The Only Good Reason to Launch a Company
BY Phil Libin
People start businesses for any number of reasons, almost all of which are wrong. There is only one right reason, and you already know it.
A question from an aspiring entrepreneur: I am planning to start a business, but to be honest, I wonder if I really would be better off remaining an employee. How much confidence did you have that you were doing the right thing when you launched your business?
So you want to be an entrepreneur?
Don't do it. That's my best advice.
At least it’s my best advice without knowing you. And since I don't know you, I assume that you want to become an entrepreneur for the same reasons as most people. The same wrong reasons.
Wrong reason number 1: To make money
Depending on how you count, 95% to 99% of new businesses fail. Even the ones that succeed rarely bring huge financial rewards to their founders. If you're a generally smart, talented and energetic person (and you probably are, if you're reading this) and want to maximize your lifetime earnings, starting a company is a very inefficient way of doing it. If you want to maximize your lifetime earnings, get a steady, well-paying job and stick with it.

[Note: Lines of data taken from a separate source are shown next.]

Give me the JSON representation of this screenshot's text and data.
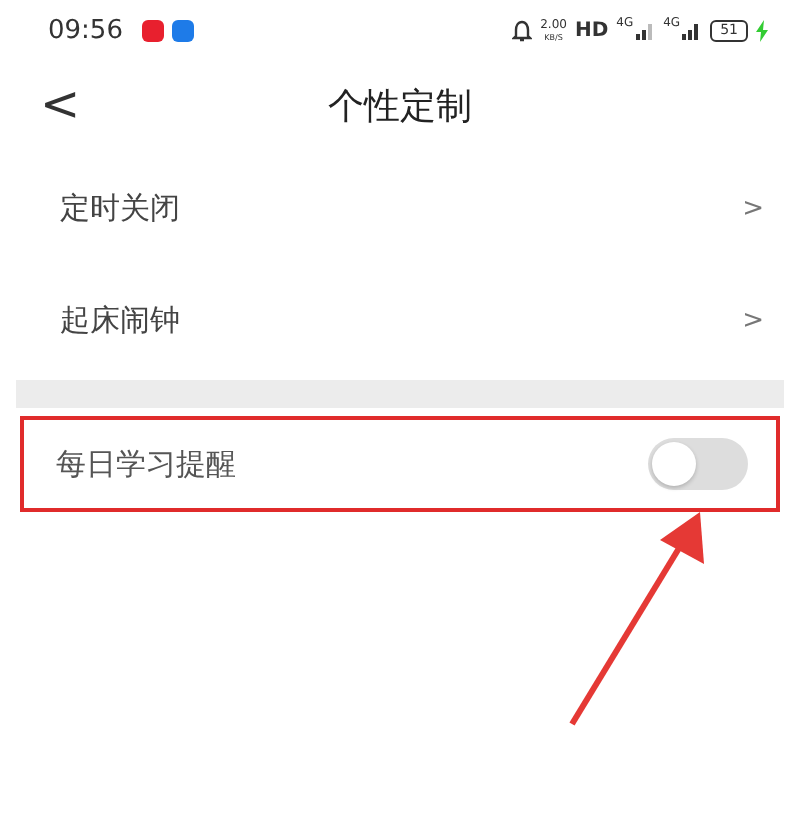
{
  "status_bar": {
    "time": "09:56",
    "speed": "2.00",
    "speed_unit": "KB/S",
    "network": "HD",
    "signals": [
      "4G",
      "4G"
    ],
    "battery": "51"
  },
  "header": {
    "back": "<",
    "title": "个性定制"
  },
  "menu_items": [
    {
      "label": "定时关闭",
      "chevron": ">"
    },
    {
      "label": "起床闹钟",
      "chevron": ">"
    }
  ],
  "reminder": {
    "label": "每日学习提醒",
    "on": false,
    "highlighted": true
  }
}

Here's the most likely thing that’s going to happen if you start your own company: you'll work very hard for three to seven years, scrape together just enough money to survive during that time, then close down when you get tired or something in the world changes to make your business model unsustainable. You'll lose several years of good income and, if you return to work at a big company, be several years behind on your career path. And that's far from the worst-case scenario.
Sure, there are many notable exceptions--people who started businesses and made loads of money. There's Bill Gates, Steve Jobs, and Hiroshi Mikatani and, um, Ronald McDonald (not his real name). There are lots of rich entrepreneurs. There are also lots of people who win the lottery. But there are many, many more who don't. And being an entrepreneur is much harder work than buying a lottery ticket.
In other words, if you think that becoming an entrepreneur is a good way to make money, you're just bad at math. Side note: you need to be pretty good at math to be a successful entrepreneur, so that's already two strikes against you.
Wrong reason number 2: To have power
You may think that starting a company and being the CEO is a good way to gain respect and authority. After all, just look at the traditional corporate organizational chart: an orderly pyramid of subordinates extends down from the CEO, perched all the way on top.
Right. But if you're starting your own company, it doesn't work that way.
When you're the CEO of a start-up, it feels like everybody is your boss. All of your employees are your boss. Your customers, your investors, even the media: they're all your boss. I've never worked for so many people as I do at Evernote. Don't expect fame and prestige either; with very few exceptions the life of an entrepreneur is humble.
Wrong reason number 3: To have more free time
I've actually had people tell me that they want to start their own company to get control of their schedule and have more free time. Let's not spend too many words on this. When you're the CEO of your own company you do get to have a very flexible schedule: you can work any twenty hours in the day you want. If you're looking to spend more time with your family, the entrepreneurial path is not recommended.
So there are many wrong reasons to want to be an entrepreneur. I think there's only one good reason:
Right reason number 1 (and only): to change the world
Of course, you don't have to be an entrepreneur to change the world. You could be a great artist, or a musician, scientist, or politician. I couldn't be any of those things because I don't have the talent. But I still wanted to have an impact--to make the universe notice, if even in a small way, that I'd lived in it. The only way left was to be an entrepreneur. And to try to be a good one.
To find out whether or not you should try as well, perform this simple mental experiment. Imagine you knew, with 100% certainty, that the following would happen if you started your company: You will work on your idea every day for ten years. It will be the hardest work you've ever done. And your idea will succeed! Millions of people will use your product and the world will be a slightly better place because of it. However, through a series of complications, you will make absolutely no money in the process. Ten years of back-breaking work, and not a single dollar to show for it. Would you still start the company?
If your answer is, "of course not," congratulations! You're a sane and reasonable person and you should stay at your job and avoid the entrepreneurial path.
If your answer is "yes"…
If your answer is "yes," you've got a very difficult road ahead of you. The bad news is, you will almost certainly fail. The good news is, if you aren't afraid of failure, and you want to start a company for the right reason, there has never been a better time to do it. There are amazing opportunities for entrepreneurs today that never existed before.
So to get back to your question: How much confidence did my co-founders and I have when starting our first business? Not very much. How certain were we that we should do it anyway? 100%. We were ready to fail.